== Segment start ==

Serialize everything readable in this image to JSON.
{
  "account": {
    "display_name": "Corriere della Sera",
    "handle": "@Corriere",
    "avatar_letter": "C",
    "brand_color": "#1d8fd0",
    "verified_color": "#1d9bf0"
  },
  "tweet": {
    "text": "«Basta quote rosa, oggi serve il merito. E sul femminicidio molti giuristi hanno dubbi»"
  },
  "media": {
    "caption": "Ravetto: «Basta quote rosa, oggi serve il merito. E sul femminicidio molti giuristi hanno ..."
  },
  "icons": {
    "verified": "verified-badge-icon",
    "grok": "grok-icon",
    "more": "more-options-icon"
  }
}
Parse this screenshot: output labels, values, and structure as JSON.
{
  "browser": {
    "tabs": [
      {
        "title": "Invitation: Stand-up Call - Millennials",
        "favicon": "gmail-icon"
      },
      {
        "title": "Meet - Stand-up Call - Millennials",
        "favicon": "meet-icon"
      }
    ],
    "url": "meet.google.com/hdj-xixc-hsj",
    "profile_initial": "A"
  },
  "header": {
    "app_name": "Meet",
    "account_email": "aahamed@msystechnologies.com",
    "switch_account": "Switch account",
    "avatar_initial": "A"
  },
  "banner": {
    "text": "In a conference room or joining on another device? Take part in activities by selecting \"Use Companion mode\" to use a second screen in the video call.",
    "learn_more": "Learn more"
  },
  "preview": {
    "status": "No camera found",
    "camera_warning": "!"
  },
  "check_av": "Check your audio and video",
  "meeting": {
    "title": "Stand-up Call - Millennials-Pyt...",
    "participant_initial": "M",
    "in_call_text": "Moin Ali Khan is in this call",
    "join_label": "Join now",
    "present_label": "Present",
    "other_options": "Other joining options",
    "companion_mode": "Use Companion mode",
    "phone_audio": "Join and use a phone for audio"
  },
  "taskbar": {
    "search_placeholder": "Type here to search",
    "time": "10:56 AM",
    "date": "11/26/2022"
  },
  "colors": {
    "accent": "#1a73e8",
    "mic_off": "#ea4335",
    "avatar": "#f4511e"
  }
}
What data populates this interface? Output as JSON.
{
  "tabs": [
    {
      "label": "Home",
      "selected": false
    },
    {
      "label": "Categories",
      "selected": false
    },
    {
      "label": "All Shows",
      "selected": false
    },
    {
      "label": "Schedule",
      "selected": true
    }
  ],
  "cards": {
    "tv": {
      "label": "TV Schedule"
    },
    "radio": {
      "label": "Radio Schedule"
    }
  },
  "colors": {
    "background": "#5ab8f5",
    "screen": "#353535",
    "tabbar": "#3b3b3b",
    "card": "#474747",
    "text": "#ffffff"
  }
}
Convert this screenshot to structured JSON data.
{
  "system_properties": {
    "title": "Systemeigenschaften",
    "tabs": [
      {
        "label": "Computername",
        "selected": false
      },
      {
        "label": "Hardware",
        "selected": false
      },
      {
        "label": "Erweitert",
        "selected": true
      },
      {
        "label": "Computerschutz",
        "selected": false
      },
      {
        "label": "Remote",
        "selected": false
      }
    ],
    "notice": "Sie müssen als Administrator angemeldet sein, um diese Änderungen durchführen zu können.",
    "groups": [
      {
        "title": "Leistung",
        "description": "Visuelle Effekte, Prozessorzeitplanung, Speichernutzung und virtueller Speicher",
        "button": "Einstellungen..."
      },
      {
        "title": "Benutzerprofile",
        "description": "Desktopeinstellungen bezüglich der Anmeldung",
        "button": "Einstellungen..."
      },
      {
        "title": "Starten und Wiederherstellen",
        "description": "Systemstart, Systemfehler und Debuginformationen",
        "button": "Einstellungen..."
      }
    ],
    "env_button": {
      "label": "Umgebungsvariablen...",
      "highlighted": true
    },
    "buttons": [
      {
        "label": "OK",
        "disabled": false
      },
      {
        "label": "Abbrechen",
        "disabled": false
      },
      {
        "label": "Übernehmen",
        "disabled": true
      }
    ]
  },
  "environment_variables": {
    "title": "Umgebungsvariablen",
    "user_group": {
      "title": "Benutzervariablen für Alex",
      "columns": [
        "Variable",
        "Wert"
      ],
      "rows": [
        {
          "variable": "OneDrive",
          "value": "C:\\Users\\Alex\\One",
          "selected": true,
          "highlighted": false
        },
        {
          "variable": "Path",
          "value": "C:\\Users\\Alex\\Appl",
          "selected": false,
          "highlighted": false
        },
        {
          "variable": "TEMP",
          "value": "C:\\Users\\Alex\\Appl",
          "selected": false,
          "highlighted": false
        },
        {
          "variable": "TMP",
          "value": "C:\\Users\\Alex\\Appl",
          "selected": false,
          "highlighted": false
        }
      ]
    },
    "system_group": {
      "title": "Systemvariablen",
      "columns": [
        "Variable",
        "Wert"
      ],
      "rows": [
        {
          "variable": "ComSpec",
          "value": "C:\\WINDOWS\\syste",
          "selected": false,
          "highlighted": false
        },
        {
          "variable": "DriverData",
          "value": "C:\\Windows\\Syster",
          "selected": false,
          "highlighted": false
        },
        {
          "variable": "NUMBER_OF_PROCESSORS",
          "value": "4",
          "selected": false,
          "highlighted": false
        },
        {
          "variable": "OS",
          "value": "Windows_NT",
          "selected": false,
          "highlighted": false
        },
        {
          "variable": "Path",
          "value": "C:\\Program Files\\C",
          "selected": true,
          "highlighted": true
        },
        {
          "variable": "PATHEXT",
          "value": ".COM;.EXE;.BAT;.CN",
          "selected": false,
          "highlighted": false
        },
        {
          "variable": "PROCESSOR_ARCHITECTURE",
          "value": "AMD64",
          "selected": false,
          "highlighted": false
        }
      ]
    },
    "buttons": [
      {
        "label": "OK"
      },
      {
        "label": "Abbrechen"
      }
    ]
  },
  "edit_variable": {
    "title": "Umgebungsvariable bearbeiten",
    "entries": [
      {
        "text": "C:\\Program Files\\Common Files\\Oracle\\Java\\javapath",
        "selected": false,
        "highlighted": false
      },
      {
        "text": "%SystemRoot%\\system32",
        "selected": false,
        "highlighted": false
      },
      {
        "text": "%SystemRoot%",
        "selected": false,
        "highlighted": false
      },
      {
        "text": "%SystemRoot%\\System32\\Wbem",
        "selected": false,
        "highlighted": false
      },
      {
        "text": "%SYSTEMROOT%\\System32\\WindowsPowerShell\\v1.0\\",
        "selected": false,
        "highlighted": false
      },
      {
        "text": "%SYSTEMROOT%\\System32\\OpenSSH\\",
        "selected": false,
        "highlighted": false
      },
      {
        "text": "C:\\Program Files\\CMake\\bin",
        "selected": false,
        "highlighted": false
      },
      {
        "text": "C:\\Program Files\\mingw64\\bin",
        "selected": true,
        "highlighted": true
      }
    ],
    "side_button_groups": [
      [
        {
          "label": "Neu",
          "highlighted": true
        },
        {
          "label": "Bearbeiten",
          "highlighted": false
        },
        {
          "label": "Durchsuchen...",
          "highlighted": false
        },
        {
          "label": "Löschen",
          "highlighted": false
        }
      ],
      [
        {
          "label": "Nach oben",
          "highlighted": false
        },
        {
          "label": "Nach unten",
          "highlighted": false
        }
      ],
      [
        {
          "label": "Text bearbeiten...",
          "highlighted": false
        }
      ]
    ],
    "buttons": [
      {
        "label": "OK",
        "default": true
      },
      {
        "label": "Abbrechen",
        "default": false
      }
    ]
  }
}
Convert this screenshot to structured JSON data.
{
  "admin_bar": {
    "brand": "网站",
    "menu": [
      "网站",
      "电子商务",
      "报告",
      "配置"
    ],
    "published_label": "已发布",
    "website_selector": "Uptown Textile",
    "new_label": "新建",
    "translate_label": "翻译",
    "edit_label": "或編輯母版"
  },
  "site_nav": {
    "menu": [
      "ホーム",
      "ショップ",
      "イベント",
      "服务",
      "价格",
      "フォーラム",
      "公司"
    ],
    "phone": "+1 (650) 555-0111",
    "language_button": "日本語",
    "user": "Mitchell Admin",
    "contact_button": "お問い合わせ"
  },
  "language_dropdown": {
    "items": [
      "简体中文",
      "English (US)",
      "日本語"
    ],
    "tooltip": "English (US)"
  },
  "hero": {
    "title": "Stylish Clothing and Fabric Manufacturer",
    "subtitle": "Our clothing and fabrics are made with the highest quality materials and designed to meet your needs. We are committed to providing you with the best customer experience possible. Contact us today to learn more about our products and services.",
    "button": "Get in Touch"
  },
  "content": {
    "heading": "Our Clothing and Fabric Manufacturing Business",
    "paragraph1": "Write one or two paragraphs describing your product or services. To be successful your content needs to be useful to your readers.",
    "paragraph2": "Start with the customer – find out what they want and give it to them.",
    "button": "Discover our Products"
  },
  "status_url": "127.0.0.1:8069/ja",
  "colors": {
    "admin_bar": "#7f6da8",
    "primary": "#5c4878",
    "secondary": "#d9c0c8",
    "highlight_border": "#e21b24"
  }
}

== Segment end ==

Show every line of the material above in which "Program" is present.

▸ EXPECTED OUTPUT:
          "value": "C:\\Program Files\\C",
        "text": "C:\\Program Files\\Common Files\\Oracle\\Java\\javapath",
        "text": "C:\\Program Files\\CMake\\bin",
        "text": "C:\\Program Files\\mingw64\\bin",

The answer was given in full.